(Collected data entries)
*** Block opens ***

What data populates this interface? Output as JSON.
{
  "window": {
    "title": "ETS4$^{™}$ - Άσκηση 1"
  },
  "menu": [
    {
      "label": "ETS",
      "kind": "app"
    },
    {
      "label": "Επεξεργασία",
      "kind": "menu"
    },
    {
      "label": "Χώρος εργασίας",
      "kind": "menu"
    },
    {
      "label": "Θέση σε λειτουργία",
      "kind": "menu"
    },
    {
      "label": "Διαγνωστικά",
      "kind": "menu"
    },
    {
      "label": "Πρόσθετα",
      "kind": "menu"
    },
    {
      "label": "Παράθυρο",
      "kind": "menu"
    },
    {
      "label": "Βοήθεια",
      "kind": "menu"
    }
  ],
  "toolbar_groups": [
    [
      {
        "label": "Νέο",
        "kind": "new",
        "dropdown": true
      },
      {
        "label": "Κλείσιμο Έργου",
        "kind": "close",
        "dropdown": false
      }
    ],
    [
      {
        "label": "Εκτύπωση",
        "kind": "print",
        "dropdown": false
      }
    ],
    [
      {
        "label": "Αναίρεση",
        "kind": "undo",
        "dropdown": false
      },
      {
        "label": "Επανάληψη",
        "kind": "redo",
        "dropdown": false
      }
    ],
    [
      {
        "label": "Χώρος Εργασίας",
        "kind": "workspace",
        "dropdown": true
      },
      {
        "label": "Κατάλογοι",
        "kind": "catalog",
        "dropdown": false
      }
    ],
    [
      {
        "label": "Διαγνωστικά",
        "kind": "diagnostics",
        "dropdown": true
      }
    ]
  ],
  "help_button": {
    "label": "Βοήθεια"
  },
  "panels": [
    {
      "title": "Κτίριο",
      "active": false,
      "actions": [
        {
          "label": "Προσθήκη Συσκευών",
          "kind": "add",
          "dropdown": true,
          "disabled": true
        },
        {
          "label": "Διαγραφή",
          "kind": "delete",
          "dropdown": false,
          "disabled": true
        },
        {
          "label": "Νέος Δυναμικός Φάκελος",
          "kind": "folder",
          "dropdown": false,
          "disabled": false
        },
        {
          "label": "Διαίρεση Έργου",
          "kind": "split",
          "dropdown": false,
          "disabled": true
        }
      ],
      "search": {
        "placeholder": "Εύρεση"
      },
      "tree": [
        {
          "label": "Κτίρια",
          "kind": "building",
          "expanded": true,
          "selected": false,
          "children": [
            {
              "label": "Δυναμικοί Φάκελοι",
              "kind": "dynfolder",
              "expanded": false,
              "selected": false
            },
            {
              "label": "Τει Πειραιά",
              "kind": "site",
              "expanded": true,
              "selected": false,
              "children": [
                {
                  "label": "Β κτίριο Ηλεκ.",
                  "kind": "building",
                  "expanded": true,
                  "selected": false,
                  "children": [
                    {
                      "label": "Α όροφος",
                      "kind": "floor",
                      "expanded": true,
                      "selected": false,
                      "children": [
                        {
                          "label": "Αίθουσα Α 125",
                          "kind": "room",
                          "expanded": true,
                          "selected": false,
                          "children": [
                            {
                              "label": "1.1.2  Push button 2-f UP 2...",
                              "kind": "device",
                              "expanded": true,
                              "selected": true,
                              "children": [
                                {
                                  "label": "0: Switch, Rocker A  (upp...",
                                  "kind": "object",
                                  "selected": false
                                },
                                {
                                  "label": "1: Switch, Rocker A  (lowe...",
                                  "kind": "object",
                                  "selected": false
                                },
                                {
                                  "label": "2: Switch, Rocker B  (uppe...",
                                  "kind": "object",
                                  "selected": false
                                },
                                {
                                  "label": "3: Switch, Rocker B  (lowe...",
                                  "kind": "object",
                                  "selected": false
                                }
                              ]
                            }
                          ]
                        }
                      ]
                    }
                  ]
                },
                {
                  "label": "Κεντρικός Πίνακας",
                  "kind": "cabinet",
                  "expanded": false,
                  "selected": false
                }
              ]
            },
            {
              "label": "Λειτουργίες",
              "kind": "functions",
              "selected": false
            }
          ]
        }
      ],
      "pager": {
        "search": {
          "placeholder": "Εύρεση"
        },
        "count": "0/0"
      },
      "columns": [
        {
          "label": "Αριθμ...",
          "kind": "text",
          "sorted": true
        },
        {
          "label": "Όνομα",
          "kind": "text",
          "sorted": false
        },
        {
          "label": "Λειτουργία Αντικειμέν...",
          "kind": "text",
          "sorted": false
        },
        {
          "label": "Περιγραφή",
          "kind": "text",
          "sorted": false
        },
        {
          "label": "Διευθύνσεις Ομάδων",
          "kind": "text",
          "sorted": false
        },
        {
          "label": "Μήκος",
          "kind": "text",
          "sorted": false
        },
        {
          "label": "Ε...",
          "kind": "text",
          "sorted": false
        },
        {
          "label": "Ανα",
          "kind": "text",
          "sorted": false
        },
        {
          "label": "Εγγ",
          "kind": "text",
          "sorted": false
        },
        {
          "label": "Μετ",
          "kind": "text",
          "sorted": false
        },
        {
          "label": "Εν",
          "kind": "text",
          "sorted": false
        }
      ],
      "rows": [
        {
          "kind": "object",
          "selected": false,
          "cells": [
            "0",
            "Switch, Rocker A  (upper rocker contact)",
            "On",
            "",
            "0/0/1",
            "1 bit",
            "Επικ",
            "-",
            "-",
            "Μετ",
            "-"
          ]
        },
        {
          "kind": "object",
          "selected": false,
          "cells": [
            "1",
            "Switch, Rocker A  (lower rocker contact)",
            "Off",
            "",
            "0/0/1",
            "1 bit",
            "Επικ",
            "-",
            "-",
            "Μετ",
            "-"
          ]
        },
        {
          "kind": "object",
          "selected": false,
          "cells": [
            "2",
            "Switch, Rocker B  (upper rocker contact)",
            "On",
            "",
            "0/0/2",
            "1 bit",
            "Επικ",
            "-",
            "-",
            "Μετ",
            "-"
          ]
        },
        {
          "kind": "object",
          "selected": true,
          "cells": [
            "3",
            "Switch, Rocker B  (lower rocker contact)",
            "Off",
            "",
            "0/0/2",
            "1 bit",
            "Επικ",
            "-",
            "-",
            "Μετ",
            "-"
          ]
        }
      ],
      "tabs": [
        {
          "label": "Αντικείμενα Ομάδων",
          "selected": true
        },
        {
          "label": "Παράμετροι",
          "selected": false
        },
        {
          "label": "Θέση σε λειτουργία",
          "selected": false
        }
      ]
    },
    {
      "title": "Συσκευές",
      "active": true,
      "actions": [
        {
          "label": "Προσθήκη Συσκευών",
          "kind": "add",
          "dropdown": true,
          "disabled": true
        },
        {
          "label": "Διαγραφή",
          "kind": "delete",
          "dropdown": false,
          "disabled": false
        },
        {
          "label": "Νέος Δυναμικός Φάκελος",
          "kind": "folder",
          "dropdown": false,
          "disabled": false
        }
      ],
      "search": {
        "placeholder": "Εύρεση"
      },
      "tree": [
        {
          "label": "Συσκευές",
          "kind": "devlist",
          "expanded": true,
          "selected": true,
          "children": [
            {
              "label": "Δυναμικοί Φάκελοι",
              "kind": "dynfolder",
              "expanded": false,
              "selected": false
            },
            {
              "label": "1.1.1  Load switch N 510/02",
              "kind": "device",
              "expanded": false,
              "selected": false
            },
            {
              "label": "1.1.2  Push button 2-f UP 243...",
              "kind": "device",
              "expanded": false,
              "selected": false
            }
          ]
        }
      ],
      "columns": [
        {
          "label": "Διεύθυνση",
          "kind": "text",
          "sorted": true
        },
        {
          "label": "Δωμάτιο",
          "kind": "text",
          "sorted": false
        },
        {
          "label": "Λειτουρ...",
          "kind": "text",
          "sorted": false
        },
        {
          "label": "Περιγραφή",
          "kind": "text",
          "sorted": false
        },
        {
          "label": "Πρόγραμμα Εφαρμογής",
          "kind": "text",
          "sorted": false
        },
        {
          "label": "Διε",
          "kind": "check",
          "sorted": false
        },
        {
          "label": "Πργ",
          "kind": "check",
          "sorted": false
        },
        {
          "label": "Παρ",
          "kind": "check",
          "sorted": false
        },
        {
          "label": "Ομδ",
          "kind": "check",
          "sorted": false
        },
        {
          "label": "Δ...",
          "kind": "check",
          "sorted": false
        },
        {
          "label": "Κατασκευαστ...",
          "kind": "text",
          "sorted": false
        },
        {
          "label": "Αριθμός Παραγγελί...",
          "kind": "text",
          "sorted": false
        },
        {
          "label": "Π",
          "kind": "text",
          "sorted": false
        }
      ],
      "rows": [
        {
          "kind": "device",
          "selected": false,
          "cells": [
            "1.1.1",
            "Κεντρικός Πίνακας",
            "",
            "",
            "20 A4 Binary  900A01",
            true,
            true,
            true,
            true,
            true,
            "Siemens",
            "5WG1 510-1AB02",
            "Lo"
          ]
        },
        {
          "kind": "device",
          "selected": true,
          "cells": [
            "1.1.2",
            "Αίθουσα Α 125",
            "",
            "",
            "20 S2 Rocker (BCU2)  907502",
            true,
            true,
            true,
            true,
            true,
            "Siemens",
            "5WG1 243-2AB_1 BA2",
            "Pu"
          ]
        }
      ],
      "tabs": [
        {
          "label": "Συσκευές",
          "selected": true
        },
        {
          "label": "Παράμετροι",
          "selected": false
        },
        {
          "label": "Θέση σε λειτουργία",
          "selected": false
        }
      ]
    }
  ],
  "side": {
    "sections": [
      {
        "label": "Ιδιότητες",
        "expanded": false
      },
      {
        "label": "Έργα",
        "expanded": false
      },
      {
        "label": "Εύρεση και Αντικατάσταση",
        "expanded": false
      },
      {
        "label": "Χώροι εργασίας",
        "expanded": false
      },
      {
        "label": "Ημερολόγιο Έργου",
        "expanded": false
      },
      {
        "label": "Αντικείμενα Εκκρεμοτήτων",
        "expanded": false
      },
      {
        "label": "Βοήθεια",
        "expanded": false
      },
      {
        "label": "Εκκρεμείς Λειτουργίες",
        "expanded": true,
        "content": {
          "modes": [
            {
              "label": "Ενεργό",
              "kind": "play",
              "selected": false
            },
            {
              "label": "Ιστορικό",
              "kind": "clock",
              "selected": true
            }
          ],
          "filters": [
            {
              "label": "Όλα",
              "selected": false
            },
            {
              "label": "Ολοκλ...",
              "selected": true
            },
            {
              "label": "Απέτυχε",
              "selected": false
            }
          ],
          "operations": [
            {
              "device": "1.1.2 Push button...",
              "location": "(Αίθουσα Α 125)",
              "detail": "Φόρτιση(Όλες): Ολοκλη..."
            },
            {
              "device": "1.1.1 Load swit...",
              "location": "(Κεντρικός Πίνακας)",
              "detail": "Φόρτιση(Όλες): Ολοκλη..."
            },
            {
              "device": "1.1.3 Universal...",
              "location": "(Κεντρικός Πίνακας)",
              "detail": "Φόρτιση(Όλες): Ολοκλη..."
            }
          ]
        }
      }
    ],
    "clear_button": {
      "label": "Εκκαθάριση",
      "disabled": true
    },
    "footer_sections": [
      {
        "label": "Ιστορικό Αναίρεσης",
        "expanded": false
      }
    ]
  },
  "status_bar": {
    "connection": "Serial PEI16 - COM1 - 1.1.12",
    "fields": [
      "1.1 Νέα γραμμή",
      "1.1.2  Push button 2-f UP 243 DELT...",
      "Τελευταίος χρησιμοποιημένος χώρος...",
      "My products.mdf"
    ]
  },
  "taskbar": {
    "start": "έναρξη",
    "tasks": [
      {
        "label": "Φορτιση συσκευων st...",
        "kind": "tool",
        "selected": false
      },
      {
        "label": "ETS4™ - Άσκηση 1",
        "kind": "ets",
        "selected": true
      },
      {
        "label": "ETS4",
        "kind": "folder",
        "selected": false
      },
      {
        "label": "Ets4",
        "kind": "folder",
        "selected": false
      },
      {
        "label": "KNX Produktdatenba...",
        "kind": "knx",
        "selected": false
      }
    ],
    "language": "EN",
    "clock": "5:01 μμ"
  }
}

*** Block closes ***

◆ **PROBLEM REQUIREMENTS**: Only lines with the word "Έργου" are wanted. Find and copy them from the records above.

◆ **RESPONSE BELOW**:
        "label": "Κλείσιμο Έργου",
          "label": "Διαίρεση Έργου",
        "label": "Ημερολόγιο Έργου",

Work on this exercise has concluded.